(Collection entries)
'''

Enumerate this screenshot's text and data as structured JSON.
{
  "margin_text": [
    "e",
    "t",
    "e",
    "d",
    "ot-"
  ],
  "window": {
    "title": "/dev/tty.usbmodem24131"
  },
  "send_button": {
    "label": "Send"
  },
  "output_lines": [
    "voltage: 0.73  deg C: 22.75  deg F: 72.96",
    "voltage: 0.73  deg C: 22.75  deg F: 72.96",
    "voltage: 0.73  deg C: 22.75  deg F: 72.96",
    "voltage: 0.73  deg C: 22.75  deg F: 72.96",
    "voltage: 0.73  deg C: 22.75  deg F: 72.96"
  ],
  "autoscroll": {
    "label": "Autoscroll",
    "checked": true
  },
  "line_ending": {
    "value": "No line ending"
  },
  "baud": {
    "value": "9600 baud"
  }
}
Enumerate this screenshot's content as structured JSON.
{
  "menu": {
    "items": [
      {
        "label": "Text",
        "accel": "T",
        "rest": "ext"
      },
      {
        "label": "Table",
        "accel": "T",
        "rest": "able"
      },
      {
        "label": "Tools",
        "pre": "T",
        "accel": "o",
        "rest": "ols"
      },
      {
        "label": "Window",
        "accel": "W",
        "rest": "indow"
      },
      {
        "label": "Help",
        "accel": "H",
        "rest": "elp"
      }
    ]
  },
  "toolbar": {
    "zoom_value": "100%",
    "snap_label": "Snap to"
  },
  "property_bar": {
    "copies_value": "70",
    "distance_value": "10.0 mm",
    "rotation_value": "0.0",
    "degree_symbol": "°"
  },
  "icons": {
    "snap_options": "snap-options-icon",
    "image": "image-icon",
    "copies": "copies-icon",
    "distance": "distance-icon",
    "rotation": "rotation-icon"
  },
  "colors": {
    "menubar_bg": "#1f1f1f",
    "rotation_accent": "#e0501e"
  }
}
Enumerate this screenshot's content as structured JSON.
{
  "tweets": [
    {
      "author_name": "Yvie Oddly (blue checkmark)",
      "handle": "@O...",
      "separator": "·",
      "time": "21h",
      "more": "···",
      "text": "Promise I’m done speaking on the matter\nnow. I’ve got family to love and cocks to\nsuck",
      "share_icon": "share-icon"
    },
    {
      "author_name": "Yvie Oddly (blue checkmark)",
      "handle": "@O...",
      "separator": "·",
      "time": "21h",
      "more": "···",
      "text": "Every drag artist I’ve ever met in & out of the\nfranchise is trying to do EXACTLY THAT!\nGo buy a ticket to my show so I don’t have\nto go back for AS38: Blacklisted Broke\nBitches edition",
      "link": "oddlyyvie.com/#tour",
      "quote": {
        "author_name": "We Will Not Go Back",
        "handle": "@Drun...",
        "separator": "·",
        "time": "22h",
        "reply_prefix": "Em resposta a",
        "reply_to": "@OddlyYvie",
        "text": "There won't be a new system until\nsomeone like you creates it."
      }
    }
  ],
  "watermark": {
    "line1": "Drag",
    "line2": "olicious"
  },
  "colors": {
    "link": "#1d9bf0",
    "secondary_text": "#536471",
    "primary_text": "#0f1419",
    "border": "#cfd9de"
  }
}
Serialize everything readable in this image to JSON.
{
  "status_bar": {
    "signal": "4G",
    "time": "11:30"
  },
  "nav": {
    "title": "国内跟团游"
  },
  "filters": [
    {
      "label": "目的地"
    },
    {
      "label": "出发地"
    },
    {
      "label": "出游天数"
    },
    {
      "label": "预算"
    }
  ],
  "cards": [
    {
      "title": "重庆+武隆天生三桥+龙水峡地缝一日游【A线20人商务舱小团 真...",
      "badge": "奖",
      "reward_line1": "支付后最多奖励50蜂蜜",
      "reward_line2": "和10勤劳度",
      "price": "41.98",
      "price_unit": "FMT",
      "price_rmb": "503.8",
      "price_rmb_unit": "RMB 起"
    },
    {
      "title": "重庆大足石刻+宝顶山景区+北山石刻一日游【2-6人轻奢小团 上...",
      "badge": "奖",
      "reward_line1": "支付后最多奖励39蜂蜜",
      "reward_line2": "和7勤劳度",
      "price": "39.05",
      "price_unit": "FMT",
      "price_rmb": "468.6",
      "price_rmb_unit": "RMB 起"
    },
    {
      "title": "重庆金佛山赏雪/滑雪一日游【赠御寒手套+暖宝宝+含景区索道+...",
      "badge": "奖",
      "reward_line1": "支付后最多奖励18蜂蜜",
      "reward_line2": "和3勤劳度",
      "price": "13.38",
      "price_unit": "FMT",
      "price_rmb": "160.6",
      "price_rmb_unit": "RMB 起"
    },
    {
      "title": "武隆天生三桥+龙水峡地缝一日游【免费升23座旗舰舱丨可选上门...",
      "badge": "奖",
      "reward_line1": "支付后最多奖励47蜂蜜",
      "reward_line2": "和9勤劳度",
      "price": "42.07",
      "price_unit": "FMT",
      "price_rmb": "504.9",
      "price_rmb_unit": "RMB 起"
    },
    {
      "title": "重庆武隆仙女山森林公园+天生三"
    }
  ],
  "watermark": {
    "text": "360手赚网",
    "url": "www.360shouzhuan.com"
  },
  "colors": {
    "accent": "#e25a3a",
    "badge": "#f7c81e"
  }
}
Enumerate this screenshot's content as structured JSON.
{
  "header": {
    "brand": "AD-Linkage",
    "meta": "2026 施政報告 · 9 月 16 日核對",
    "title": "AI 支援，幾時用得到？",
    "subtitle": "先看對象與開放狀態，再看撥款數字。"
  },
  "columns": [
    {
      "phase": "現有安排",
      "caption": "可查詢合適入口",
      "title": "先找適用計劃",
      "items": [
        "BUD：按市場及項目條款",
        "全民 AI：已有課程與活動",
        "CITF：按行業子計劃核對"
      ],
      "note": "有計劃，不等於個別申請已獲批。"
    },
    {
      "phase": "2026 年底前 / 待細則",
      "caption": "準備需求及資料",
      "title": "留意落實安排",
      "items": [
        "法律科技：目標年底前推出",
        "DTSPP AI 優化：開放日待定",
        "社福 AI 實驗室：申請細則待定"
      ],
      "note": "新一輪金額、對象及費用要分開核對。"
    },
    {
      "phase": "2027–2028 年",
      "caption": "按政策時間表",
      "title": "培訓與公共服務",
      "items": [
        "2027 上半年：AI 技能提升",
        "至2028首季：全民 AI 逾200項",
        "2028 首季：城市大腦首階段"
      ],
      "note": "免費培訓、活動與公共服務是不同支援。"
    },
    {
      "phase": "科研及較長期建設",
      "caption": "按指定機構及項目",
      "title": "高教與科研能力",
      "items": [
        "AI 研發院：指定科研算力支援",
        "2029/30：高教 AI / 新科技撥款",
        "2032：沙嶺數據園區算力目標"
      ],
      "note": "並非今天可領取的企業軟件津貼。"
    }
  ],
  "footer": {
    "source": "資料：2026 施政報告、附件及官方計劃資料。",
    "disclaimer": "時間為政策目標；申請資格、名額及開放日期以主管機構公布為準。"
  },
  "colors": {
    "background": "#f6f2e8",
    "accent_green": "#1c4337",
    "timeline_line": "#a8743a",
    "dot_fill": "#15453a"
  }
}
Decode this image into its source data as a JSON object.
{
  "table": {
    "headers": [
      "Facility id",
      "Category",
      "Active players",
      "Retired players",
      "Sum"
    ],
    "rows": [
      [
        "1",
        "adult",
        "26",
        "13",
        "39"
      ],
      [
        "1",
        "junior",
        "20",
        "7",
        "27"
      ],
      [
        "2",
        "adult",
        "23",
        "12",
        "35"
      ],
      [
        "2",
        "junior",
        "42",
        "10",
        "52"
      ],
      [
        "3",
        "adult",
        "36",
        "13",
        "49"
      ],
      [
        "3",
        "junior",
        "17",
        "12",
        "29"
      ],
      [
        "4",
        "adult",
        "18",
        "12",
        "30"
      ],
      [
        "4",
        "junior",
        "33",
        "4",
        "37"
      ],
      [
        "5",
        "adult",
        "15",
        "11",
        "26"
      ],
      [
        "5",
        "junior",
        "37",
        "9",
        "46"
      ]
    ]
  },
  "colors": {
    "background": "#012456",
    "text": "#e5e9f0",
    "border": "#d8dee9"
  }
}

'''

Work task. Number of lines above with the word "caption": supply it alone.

The completed task. 4